- **Provided entries**
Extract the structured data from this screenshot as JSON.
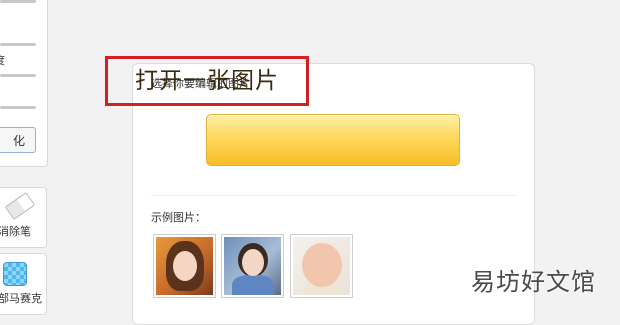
{
  "left_panel": {
    "slider_label_partial": "度",
    "apply_button_partial": "化",
    "tools": [
      {
        "label": "消除笔",
        "icon": "eraser-icon"
      },
      {
        "label": "部马赛克",
        "icon": "mosaic-icon"
      }
    ]
  },
  "card": {
    "title": "选择你要编辑的图片",
    "open_button": "打开一张图片",
    "sample_title": "示例图片："
  },
  "samples": [
    {
      "name": "woman-portrait"
    },
    {
      "name": "girl-selfie"
    },
    {
      "name": "baby-portrait"
    }
  ],
  "watermark": "易坊好文馆",
  "colors": {
    "button_top": "#fff0a8",
    "button_bottom": "#f6bd26",
    "highlight_box": "#d32023"
  }
}
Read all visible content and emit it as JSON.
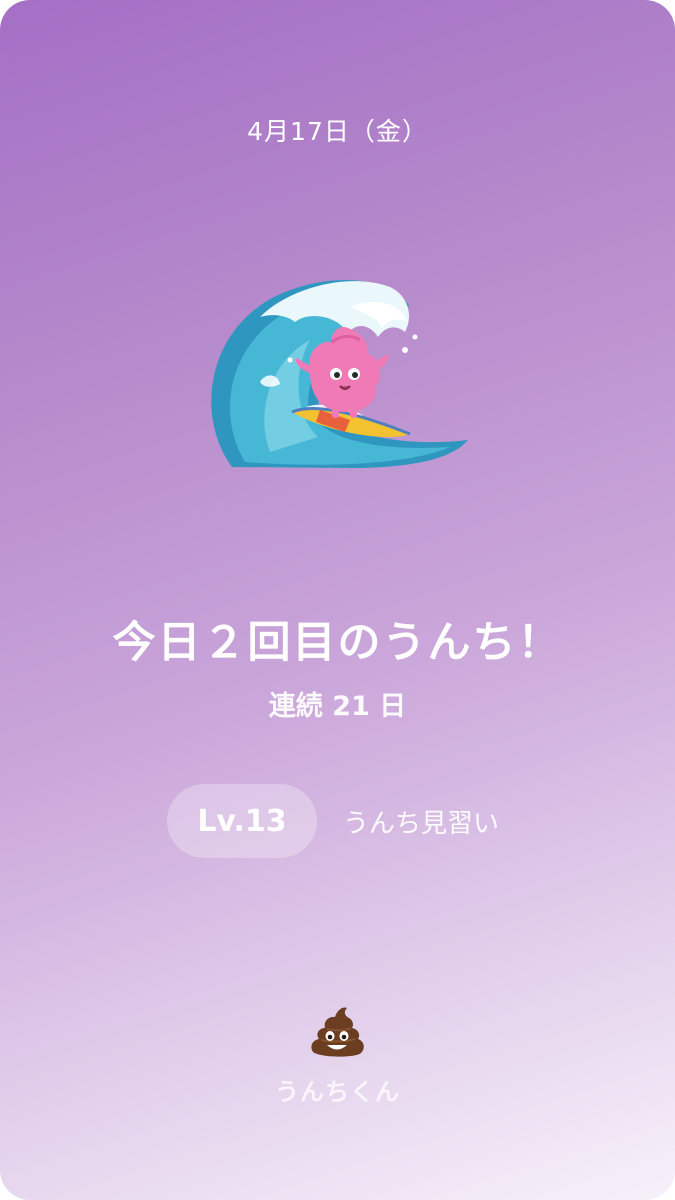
{
  "header": {
    "date": "4月17日（金）"
  },
  "main": {
    "illustration_icon": "wave-surfing-mascot-icon",
    "headline": "今日２回目のうんち！",
    "streak": "連続 21 日"
  },
  "level": {
    "badge": "Lv.13",
    "title": "うんち見習い"
  },
  "footer": {
    "app_icon": "poop-emoji-icon",
    "app_name": "うんちくん"
  },
  "colors": {
    "gradient_top": "#a46fc6",
    "gradient_bottom": "#f7f1fa",
    "wave": "#3aa6c9",
    "mascot": "#f07ab6"
  }
}
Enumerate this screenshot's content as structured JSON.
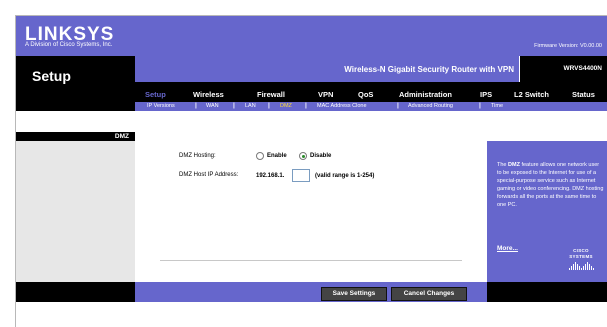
{
  "brand": {
    "logo_text": "LINKSYS",
    "logo_sub": "A Division of Cisco Systems, Inc.",
    "firmware": "Firmware Version: V0.00.00"
  },
  "header": {
    "section_title": "Setup",
    "product_name": "Wireless-N Gigabit Security Router with VPN",
    "model": "WRVS4400N"
  },
  "tabs": [
    {
      "label": "Setup",
      "active": true
    },
    {
      "label": "Wireless"
    },
    {
      "label": "Firewall"
    },
    {
      "label": "VPN"
    },
    {
      "label": "QoS"
    },
    {
      "label": "Administration"
    },
    {
      "label": "IPS"
    },
    {
      "label": "L2 Switch"
    },
    {
      "label": "Status"
    }
  ],
  "subtabs": [
    {
      "label": "IP Versions"
    },
    {
      "label": "WAN"
    },
    {
      "label": "LAN"
    },
    {
      "label": "DMZ",
      "active": true
    },
    {
      "label": "MAC Address Clone"
    },
    {
      "label": "Advanced Routing"
    },
    {
      "label": "Time"
    }
  ],
  "sidebar": {
    "label": "DMZ"
  },
  "form": {
    "dmz_hosting_label": "DMZ Hosting:",
    "enable_label": "Enable",
    "disable_label": "Disable",
    "selected": "Disable",
    "host_ip_label": "DMZ Host IP Address:",
    "ip_prefix": "192.168.1.",
    "ip_last_octet": "",
    "valid_range": "(valid range is 1-254)"
  },
  "help": {
    "text_bold": "DMZ",
    "text_before": "The ",
    "text_after": " feature allows one network user to be exposed to the Internet for use of a special-purpose service such as Internet gaming or video conferencing. DMZ hosting forwards all the ports at the same time to one PC.",
    "more": "More...",
    "cisco": "CISCO SYSTEMS"
  },
  "footer": {
    "save_label": "Save Settings",
    "cancel_label": "Cancel Changes"
  },
  "colors": {
    "accent": "#6666cc",
    "header_dark": "#000000",
    "active_subtab": "#ffdd33"
  }
}
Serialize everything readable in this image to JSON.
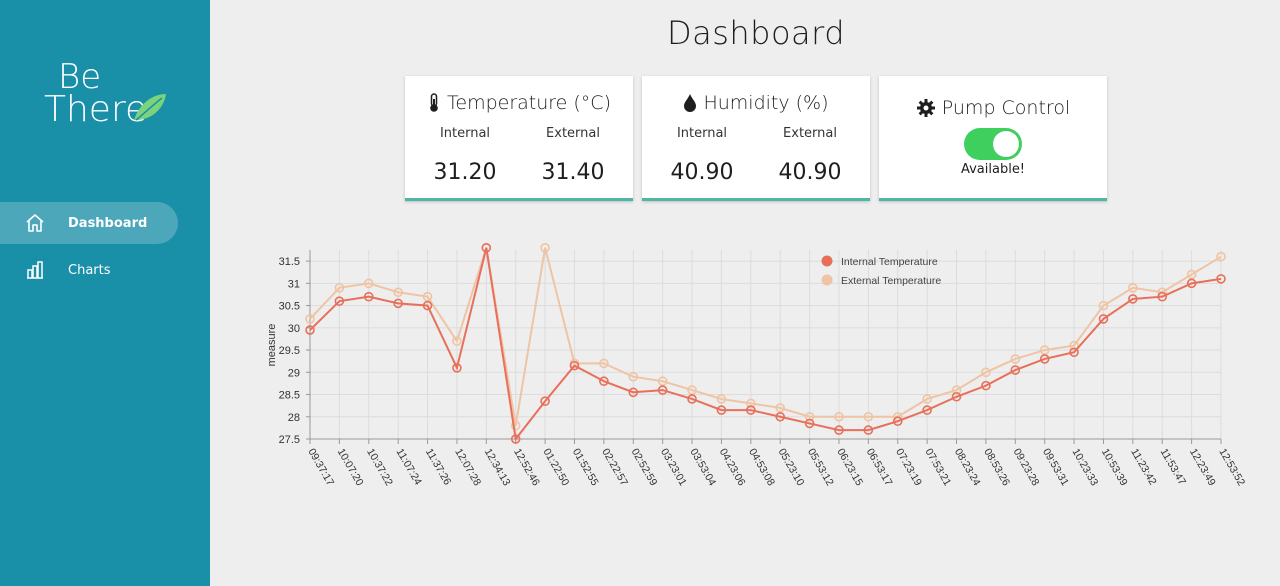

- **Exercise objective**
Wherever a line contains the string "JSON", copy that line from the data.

- **Answer box**
Extract the structured data from this screenshot as JSON.
Read all visible content and emit it as JSON.
Enumerate this screenshot's content as structured JSON.
Serialize everything readable in this image to JSON.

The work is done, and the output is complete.